» **WHAT IS BEING ASKED**: Apart from the pictures, every line below is to be set down exactly.

» **DATA TO PROCESS**:
***

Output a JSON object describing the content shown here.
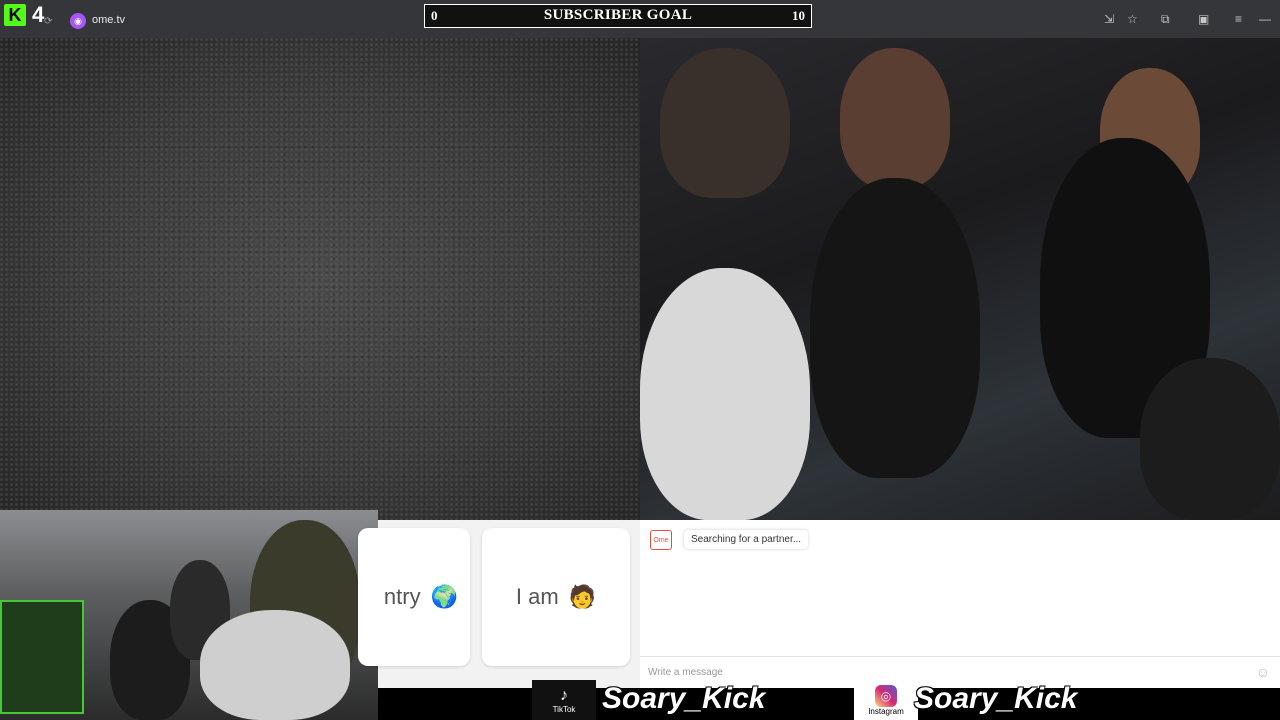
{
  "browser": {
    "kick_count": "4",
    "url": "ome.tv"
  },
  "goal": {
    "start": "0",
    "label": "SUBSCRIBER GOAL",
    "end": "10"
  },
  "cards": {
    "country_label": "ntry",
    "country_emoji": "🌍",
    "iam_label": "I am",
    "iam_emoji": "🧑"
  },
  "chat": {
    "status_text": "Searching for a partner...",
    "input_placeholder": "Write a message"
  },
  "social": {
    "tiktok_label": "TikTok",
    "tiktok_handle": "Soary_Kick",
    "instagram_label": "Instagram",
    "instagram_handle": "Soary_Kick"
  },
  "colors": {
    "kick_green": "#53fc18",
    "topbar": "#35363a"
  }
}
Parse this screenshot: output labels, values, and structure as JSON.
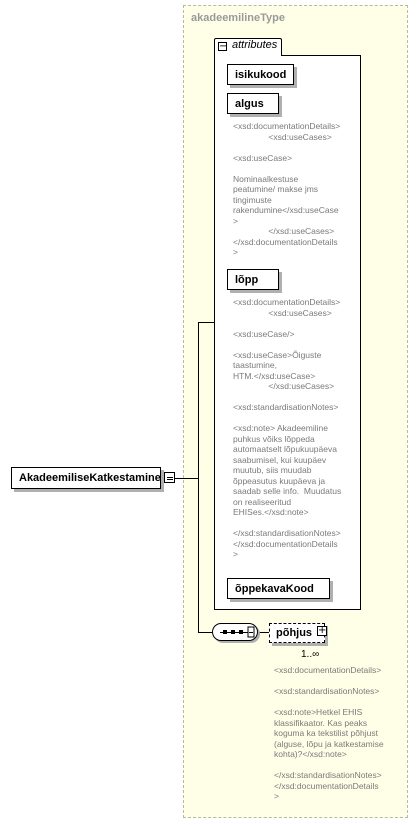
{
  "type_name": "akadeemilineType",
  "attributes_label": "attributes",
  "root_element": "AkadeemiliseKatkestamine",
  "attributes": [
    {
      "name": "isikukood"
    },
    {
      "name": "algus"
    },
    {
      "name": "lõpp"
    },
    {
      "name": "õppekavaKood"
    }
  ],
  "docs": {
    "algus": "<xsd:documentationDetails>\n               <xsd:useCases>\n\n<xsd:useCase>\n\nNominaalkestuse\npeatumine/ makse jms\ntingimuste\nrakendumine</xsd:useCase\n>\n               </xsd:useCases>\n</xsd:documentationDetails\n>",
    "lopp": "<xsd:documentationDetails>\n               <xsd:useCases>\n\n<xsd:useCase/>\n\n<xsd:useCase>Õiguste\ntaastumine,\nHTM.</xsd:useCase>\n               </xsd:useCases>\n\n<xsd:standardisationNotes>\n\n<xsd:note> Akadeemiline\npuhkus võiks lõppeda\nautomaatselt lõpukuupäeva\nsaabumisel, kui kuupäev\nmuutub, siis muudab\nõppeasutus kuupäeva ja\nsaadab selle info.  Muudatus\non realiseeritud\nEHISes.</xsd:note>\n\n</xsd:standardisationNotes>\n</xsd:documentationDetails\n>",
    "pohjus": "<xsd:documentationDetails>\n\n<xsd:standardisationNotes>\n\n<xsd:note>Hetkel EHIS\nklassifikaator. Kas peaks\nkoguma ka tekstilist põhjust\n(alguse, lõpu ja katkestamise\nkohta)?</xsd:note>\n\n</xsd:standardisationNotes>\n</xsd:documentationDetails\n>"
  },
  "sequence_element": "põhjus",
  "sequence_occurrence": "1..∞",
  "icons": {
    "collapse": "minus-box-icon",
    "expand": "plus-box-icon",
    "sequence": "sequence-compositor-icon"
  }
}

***

» **EXERCISE RESULT**:
Output a JSON object describing the content shown here.
{
  "browser": {
    "kick_count": "4",
    "url": "ome.tv"
  },
  "goal": {
    "start": "0",
    "label": "SUBSCRIBER GOAL",
    "end": "10"
  },
  "cards": {
    "country_label": "ntry",
    "country_emoji": "🌍",
    "iam_label": "I am",
    "iam_emoji": "🧑"
  },
  "chat": {
    "status_text": "Searching for a partner...",
    "input_placeholder": "Write a message"
  },
  "social": {
    "tiktok_label": "TikTok",
    "tiktok_handle": "Soary_Kick",
    "instagram_label": "Instagram",
    "instagram_handle": "Soary_Kick"
  },
  "colors": {
    "kick_green": "#53fc18",
    "topbar": "#35363a"
  }
}
Parse this screenshot: output labels, values, and structure as JSON.
{
  "type_name": "akadeemilineType",
  "attributes_label": "attributes",
  "root_element": "AkadeemiliseKatkestamine",
  "attributes": [
    {
      "name": "isikukood"
    },
    {
      "name": "algus"
    },
    {
      "name": "lõpp"
    },
    {
      "name": "õppekavaKood"
    }
  ],
  "docs": {
    "algus": "<xsd:documentationDetails>\n               <xsd:useCases>\n\n<xsd:useCase>\n\nNominaalkestuse\npeatumine/ makse jms\ntingimuste\nrakendumine</xsd:useCase\n>\n               </xsd:useCases>\n</xsd:documentationDetails\n>",
    "lopp": "<xsd:documentationDetails>\n               <xsd:useCases>\n\n<xsd:useCase/>\n\n<xsd:useCase>Õiguste\ntaastumine,\nHTM.</xsd:useCase>\n               </xsd:useCases>\n\n<xsd:standardisationNotes>\n\n<xsd:note> Akadeemiline\npuhkus võiks lõppeda\nautomaatselt lõpukuupäeva\nsaabumisel, kui kuupäev\nmuutub, siis muudab\nõppeasutus kuupäeva ja\nsaadab selle info.  Muudatus\non realiseeritud\nEHISes.</xsd:note>\n\n</xsd:standardisationNotes>\n</xsd:documentationDetails\n>",
    "pohjus": "<xsd:documentationDetails>\n\n<xsd:standardisationNotes>\n\n<xsd:note>Hetkel EHIS\nklassifikaator. Kas peaks\nkoguma ka tekstilist põhjust\n(alguse, lõpu ja katkestamise\nkohta)?</xsd:note>\n\n</xsd:standardisationNotes>\n</xsd:documentationDetails\n>"
  },
  "sequence_element": "põhjus",
  "sequence_occurrence": "1..∞",
  "icons": {
    "collapse": "minus-box-icon",
    "expand": "plus-box-icon",
    "sequence": "sequence-compositor-icon"
  }
}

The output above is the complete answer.